The answer is simple – your computer may break, be turned off or electricity could go down. When your computer is down, so is your website – so it’s better to trust a dedicated hosting provider to take care of that for you. Just below, you’ll even find a tool, which helps to monitor the availability of every page on the web and see, so you can see how their servers perform.
People use websites for all kinds of things, and exactly what you want to do will dictate what kind of web hosting you need. In addition to the types of web hosting we covered in the previous section, which can generally be used for many different types of websites, there are specialty options that cater to a specific subset of users. We will cover these options below.

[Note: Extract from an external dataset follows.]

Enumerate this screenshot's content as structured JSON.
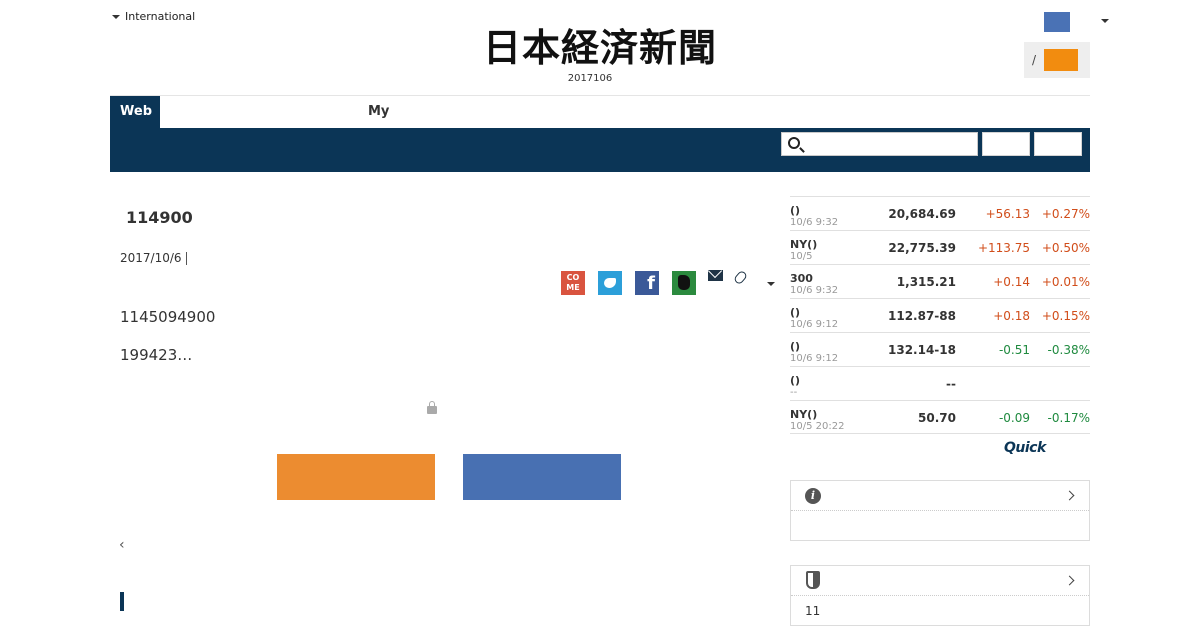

Storage space isn’t necessarily talking about space on your site, but rather, space to store your files on the backend. (Things like HTML files, email, images, and scripts.) Essentially, storage is the filing cabinet for the site. You’ll want to be aware of available storage space before signing up for a hosting service, because once the filing cabinet is full, that’s it.
Starting low, you will get a solid hosting solution for your single page with StartUp. With 10 GB of web space and up to 10,000 monthly visits, your freshly crafted website or a small existing page get all the crucial hosting features. Your data is stored on SSD drivers to achieve the fastest loading speeds possible. Free site transfer and setup, free daily backups and even free SSLs, all this is what comes with the StartUp.
If you’re using a business credit card to place your order, the wait can be longer. We found that some companies needed additional information to verify our identity: discrepancies between your name and the card name can raise red flags for fraud. Usually, you’ll need to make a phone call to the company’s billing department and provide a scan of a government-issued ID to straighten things out.
Cloud hosting is relatively new and has the potential to be the best option for everyone because, in theory, your website will never go offline. It’s not tied to anyone particular server, so if one fails, your site will bop over to one on a different cloud. And you pay for only the server space you use: you’ll pay less when you have slower traffic and more when you have a traffic spike. The downside is that it’s new enough technology that security is a concern — no one is quite sure how safe information in a cloud can be.
You gain the most web-building functionality if you create a self-hosted site. This typically involves transfering the free WordPress CMS to server or signing up for a web host's optimized WordPress plan. With an optimized plan, the host automatically handles backend stuff, so you don't have to worry about updating the plug-ins and CMS, and enabling automatic backups. In these instances, the WordPress environment typically comes pre-installed on the server.